Chevalier Morales Architectes’ Drummondville Library unites a community

Curved Lines

Accoladed Montreal firm Chevalier Morales Architectes recently completed the Drummondville Public library. Set on a strategically central site in the historic Québécois market town, the new curtain wall structure serves as much more than just a standard bibliothèque. The “well rounded” building operates as a sorely needed connector that bridges a formerly isolated civic complex to Drummonville’s commercial core.

The curvilinear character of the building's exterior carries through to its sloping interior.

(Courtesy Chevalier Morales)

Making use of as much space as possible on an awkwardly-shaped plot, the project’s mass snakes in different directions but ultimately finds its grounding tucked in between various preexisting infrastructures, a power-line to the east and a skating rink to the west.
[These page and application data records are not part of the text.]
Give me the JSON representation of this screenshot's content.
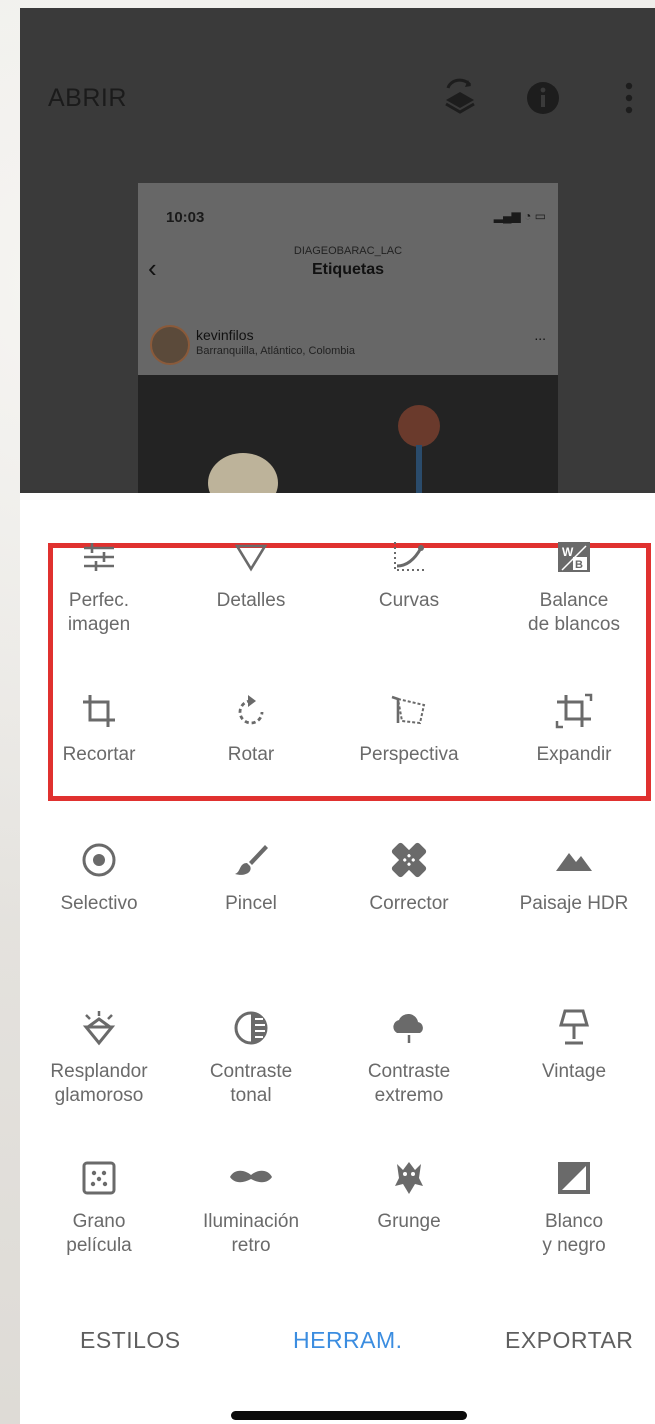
{
  "header": {
    "open_label": "ABRIR"
  },
  "preview": {
    "time": "10:03",
    "account": "DIAGEOBARAC_LAC",
    "title": "Etiquetas",
    "username": "kevinfilos",
    "location": "Barranquilla, Atlántico, Colombia",
    "more": "..."
  },
  "tools": [
    {
      "label": "Perfec.\nimagen",
      "icon": "tune-icon"
    },
    {
      "label": "Detalles",
      "icon": "triangle-down-icon"
    },
    {
      "label": "Curvas",
      "icon": "curves-icon"
    },
    {
      "label": "Balance\nde blancos",
      "icon": "white-balance-icon"
    },
    {
      "label": "Recortar",
      "icon": "crop-icon"
    },
    {
      "label": "Rotar",
      "icon": "rotate-icon"
    },
    {
      "label": "Perspectiva",
      "icon": "perspective-icon"
    },
    {
      "label": "Expandir",
      "icon": "expand-icon"
    },
    {
      "label": "Selectivo",
      "icon": "selective-icon"
    },
    {
      "label": "Pincel",
      "icon": "brush-icon"
    },
    {
      "label": "Corrector",
      "icon": "healing-icon"
    },
    {
      "label": "Paisaje HDR",
      "icon": "mountains-icon"
    },
    {
      "label": "Resplandor\nglamoroso",
      "icon": "diamond-icon"
    },
    {
      "label": "Contraste\ntonal",
      "icon": "tonal-contrast-icon"
    },
    {
      "label": "Contraste\nextremo",
      "icon": "drama-cloud-icon"
    },
    {
      "label": "Vintage",
      "icon": "lamp-icon"
    },
    {
      "label": "Grano\npelícula",
      "icon": "grain-icon"
    },
    {
      "label": "Iluminación\nretro",
      "icon": "mustache-icon"
    },
    {
      "label": "Grunge",
      "icon": "grunge-icon"
    },
    {
      "label": "Blanco\ny negro",
      "icon": "black-white-icon"
    }
  ],
  "tabs": {
    "styles": "ESTILOS",
    "tools": "HERRAM.",
    "export": "EXPORTAR"
  },
  "colors": {
    "accent": "#3b8de0",
    "highlight": "#e0312f",
    "icon": "#6a6a6a"
  }
}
Though contemporary in style, the new Drummondville Library's design incorporates a number of referential elements that allude to the city's history. (Adrien Williams)

The two-story building’s curvilinear envelope carries through into its interior where convex and concave architectural elements help foster a program of unencumbered and layered movement. The structure not only houses the city’s main library but also its historic society, arts and culture, and immigration departments.

Serving as an urban connector, the building's core houses a library and other governmental facilities.

(Courtesy Chevalier Morales)

For this reason, the firm implemented an accessible scheme that emulates a shopping mall. Visitors are able to enter the multifaceted building before and after the library’s opening hours. The main access corridor and multi-purpose events space bypass the sealed book stack and reference desk rooms.


First and second level floor plans reveal how the multifaceted building is programmed.

(Courtesy Chevalier Morales)

For the overall concept, Chevalier Morales Architectes drew inspiration from Drummondville’s history. The building’s blue-tinted and milky glass exterior eludes to the town’s first heavy industry: iron slag. Evident in other structural and material elements, this vernacular approach helps integrate the state-of-the-art edifice into its surroundings.

Header image: At the locus point of this matrix is a grand sculptural staircase, sloping into place thanks to its helical worked solid wood balustrade. (Adrien Williams)